- Exercise directions
Copy out each line of the listing below that contains the word "snap".

- Available records
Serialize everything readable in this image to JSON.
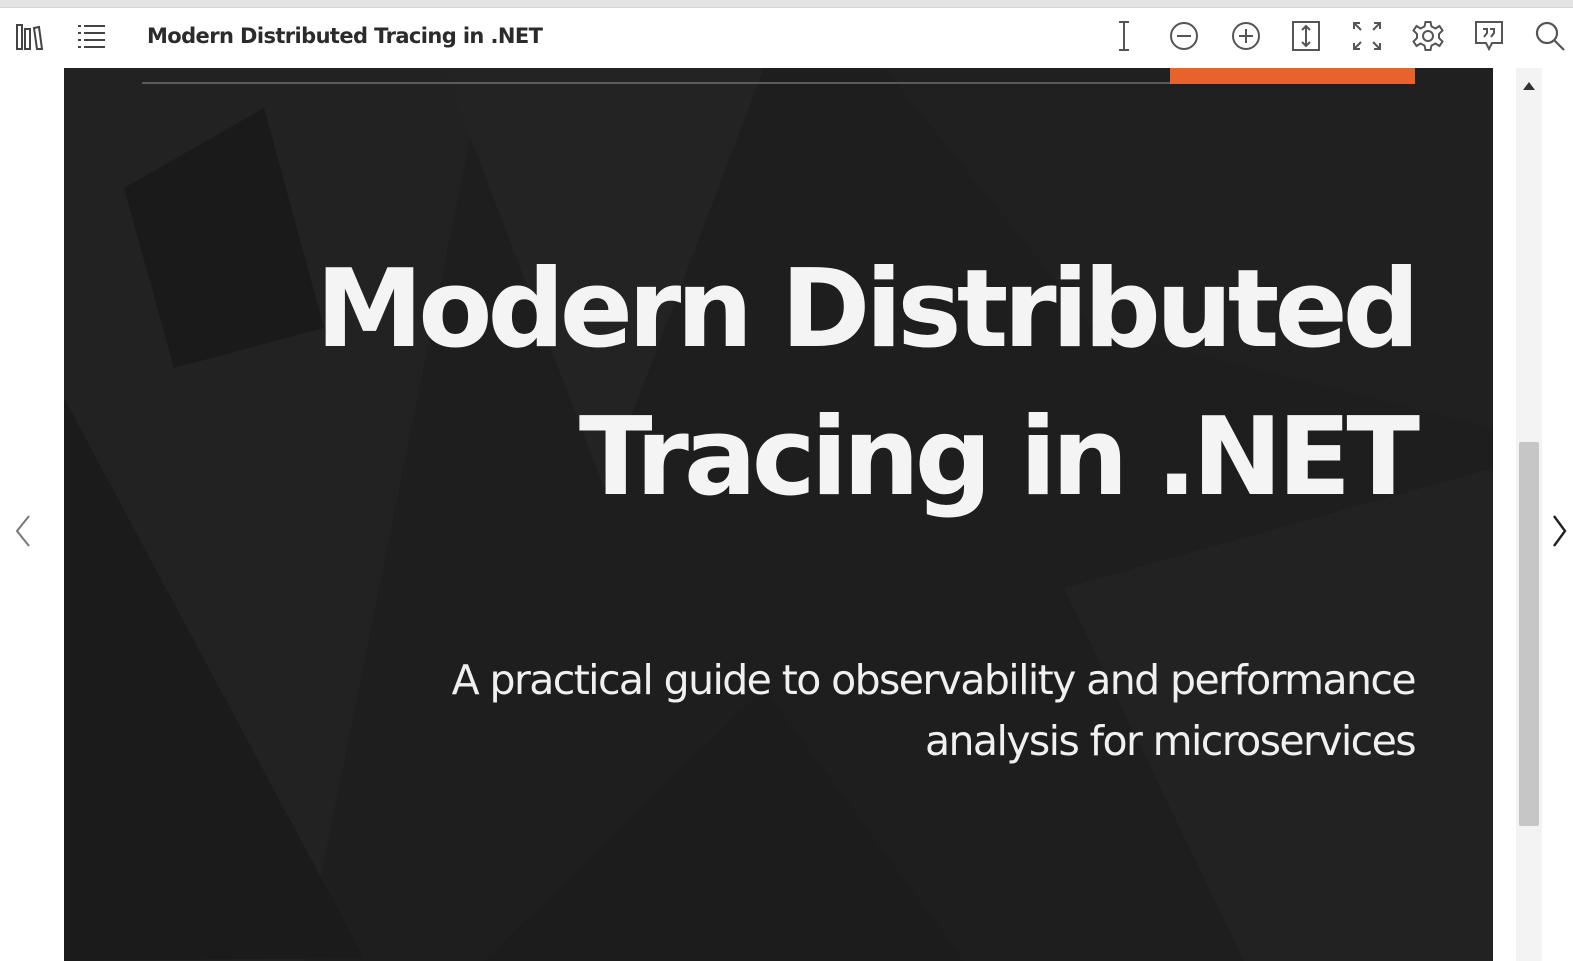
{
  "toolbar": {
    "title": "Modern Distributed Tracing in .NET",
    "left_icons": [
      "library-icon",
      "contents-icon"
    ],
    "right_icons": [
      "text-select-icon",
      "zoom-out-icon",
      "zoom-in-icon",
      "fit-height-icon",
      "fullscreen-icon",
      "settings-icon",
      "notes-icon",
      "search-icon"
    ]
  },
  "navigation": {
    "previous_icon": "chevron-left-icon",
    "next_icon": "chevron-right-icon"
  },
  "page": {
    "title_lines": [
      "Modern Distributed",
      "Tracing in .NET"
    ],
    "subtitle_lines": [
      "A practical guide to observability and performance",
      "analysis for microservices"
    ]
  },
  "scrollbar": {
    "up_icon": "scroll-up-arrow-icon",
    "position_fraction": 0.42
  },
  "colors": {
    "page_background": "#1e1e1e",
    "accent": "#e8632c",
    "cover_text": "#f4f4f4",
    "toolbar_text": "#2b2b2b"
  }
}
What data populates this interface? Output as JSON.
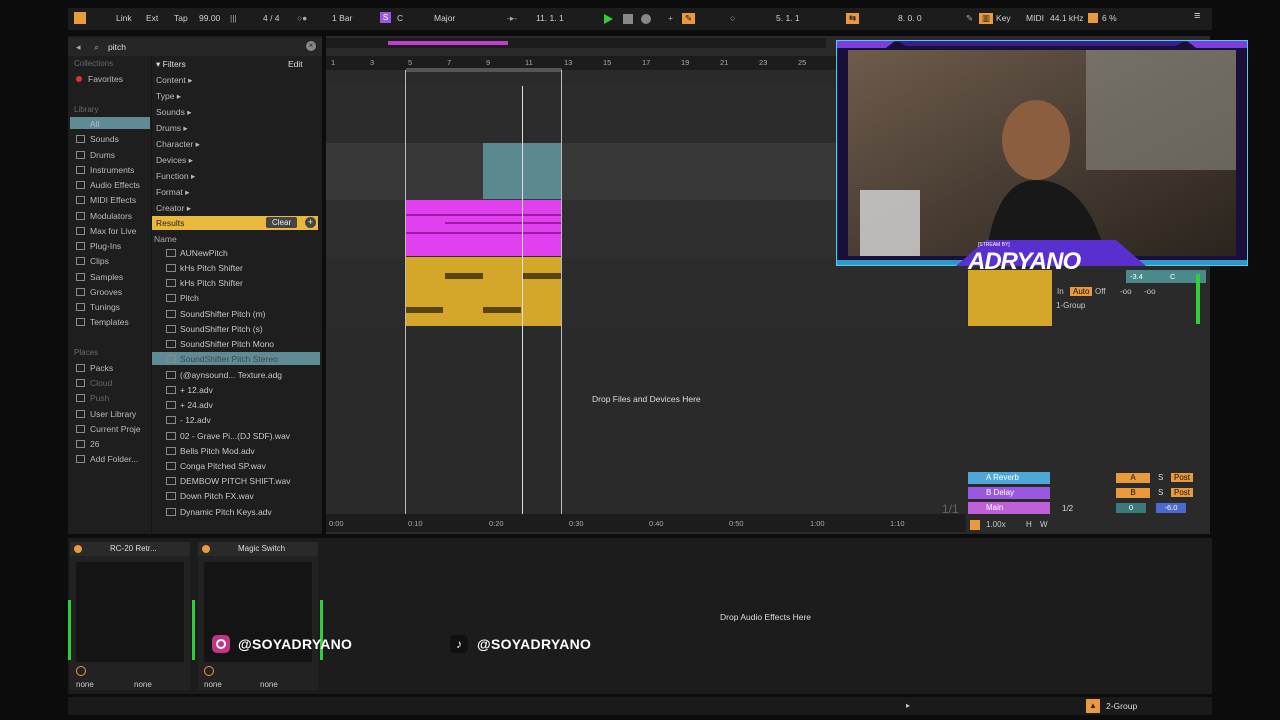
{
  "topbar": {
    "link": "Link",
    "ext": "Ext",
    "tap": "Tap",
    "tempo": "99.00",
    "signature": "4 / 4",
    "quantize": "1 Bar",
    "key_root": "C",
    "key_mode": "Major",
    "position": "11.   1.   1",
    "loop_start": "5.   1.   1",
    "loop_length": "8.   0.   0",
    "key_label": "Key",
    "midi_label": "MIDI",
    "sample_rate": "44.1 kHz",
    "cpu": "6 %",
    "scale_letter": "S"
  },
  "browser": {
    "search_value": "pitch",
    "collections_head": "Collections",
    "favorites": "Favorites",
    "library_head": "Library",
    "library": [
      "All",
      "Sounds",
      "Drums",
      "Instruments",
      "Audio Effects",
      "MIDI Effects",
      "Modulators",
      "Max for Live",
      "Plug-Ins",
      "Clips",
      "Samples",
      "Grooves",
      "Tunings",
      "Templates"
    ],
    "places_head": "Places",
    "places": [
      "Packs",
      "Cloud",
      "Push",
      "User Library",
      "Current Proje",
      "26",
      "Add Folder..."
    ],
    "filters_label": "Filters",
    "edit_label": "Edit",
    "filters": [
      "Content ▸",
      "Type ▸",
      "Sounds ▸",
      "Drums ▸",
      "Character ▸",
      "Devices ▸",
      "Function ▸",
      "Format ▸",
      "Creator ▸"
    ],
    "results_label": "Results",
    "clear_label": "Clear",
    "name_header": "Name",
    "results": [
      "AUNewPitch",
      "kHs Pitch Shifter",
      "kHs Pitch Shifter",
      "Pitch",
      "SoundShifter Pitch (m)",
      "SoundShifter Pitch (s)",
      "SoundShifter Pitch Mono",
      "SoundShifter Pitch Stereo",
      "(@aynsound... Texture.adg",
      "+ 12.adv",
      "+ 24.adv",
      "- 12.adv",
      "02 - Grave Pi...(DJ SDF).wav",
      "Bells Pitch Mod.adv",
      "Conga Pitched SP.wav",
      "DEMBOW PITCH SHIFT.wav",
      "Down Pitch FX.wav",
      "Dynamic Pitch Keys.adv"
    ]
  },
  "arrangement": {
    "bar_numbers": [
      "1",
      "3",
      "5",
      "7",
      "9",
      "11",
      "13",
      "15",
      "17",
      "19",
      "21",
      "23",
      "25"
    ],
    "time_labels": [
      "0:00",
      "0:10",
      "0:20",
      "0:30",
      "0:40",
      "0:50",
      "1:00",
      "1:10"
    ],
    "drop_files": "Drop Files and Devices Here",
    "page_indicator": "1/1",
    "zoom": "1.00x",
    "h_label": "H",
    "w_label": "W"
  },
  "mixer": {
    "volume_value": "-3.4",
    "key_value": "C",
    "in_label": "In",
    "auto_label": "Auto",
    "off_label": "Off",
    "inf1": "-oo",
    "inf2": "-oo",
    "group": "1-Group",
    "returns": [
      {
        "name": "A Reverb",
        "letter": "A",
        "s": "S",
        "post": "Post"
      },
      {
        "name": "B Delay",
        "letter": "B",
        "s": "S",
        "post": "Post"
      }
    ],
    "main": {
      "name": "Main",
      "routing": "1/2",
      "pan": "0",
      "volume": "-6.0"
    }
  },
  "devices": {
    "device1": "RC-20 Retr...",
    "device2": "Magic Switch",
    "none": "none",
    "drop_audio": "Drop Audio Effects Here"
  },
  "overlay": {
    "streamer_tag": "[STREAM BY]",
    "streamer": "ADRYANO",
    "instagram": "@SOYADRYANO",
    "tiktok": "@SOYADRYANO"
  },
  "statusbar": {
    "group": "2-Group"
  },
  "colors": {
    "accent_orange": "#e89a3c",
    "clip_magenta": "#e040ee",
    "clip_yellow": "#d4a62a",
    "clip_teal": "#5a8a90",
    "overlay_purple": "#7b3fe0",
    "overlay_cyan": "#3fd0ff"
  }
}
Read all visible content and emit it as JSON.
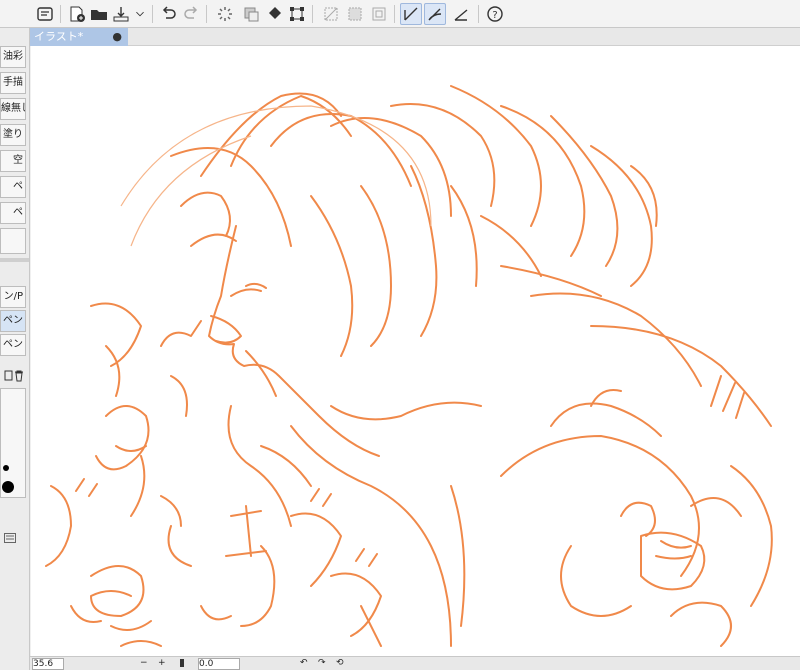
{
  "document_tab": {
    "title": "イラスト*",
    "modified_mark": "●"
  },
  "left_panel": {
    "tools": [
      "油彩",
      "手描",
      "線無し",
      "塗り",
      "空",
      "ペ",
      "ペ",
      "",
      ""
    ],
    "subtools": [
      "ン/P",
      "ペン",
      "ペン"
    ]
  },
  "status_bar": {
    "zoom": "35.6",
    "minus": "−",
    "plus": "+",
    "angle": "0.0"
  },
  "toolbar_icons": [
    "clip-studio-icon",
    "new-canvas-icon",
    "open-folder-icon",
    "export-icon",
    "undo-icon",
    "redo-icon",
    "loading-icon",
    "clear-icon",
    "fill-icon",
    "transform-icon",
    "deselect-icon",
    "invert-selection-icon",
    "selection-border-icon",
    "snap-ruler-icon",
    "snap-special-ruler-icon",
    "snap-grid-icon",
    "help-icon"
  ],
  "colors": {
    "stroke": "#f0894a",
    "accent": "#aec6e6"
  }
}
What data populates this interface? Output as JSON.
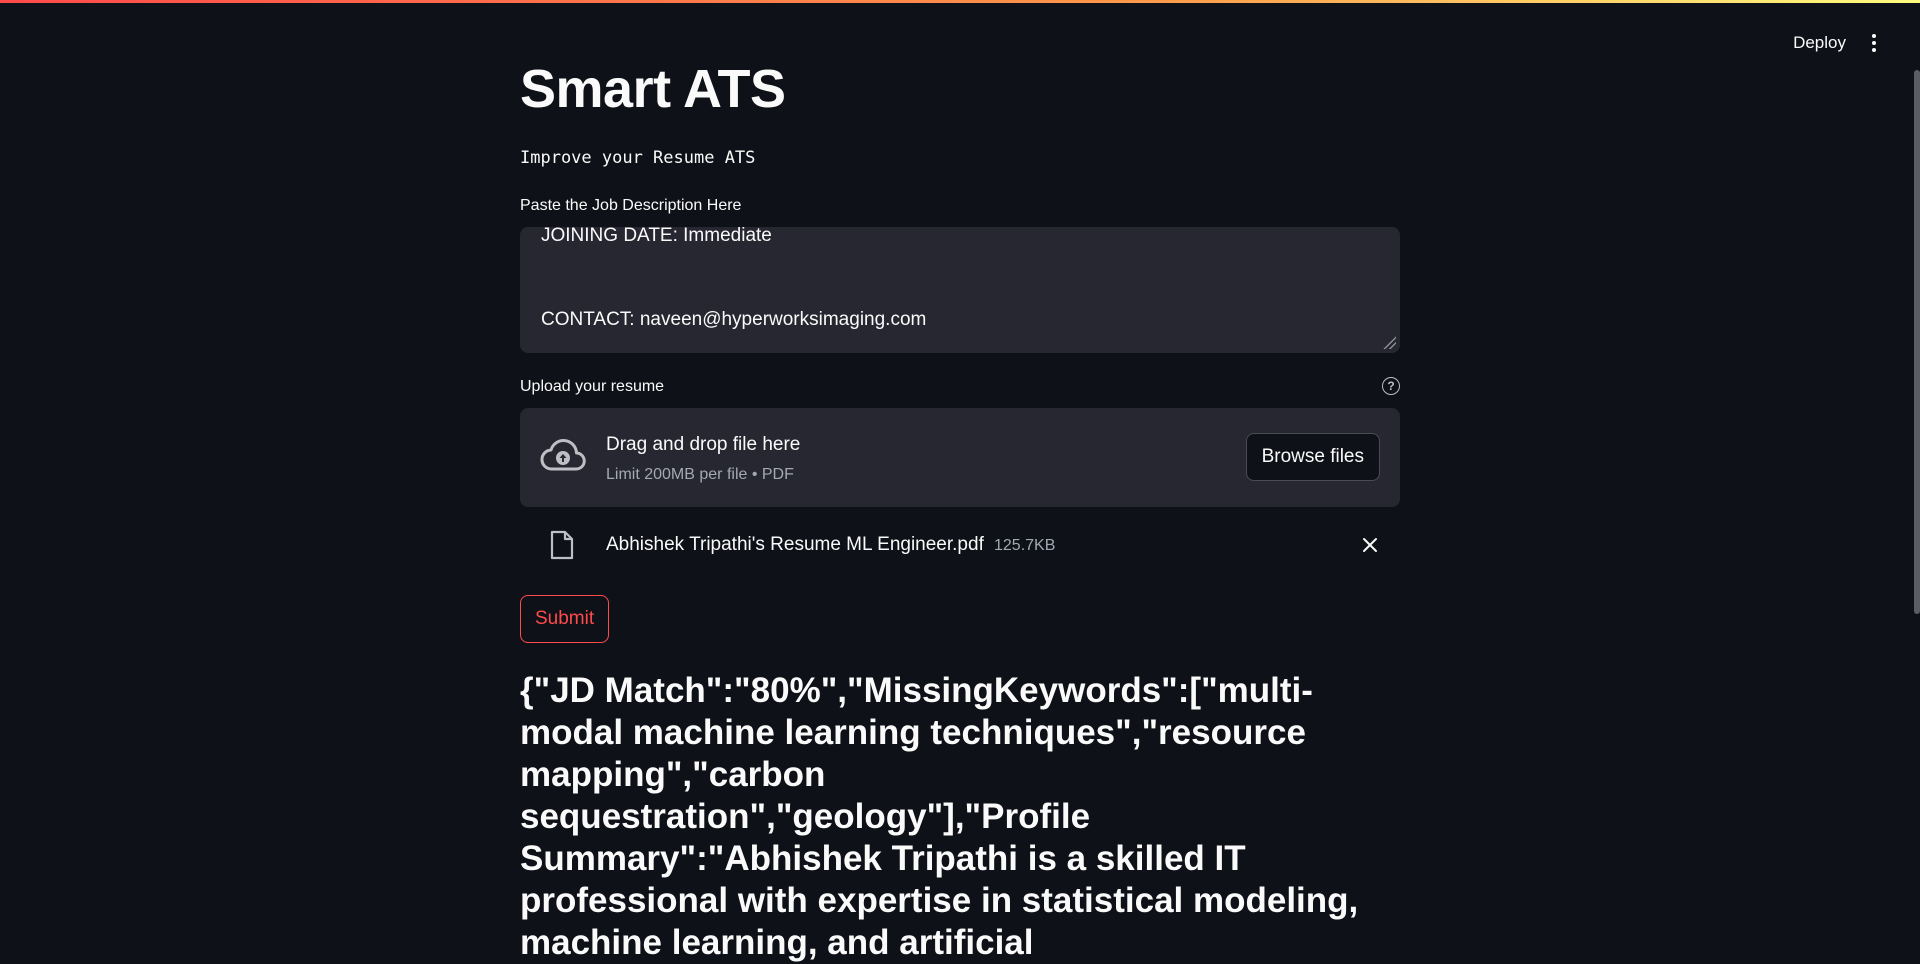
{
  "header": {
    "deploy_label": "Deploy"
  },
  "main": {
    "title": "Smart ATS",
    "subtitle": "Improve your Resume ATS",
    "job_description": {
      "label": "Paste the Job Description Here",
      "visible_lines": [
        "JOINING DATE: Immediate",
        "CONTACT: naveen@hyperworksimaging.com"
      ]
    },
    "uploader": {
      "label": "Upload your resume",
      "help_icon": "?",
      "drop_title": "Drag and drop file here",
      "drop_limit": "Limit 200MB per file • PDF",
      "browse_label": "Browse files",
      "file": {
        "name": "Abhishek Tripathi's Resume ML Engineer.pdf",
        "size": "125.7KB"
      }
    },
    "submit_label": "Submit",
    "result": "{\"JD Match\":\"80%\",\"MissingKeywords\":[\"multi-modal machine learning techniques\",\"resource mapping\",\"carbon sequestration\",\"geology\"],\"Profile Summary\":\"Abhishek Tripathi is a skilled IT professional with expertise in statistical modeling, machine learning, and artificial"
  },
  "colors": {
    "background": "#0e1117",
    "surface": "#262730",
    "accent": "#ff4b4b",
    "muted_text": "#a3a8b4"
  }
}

- Written reply
    "snap-ruler-icon",
    "snap-special-ruler-icon",
    "snap-grid-icon",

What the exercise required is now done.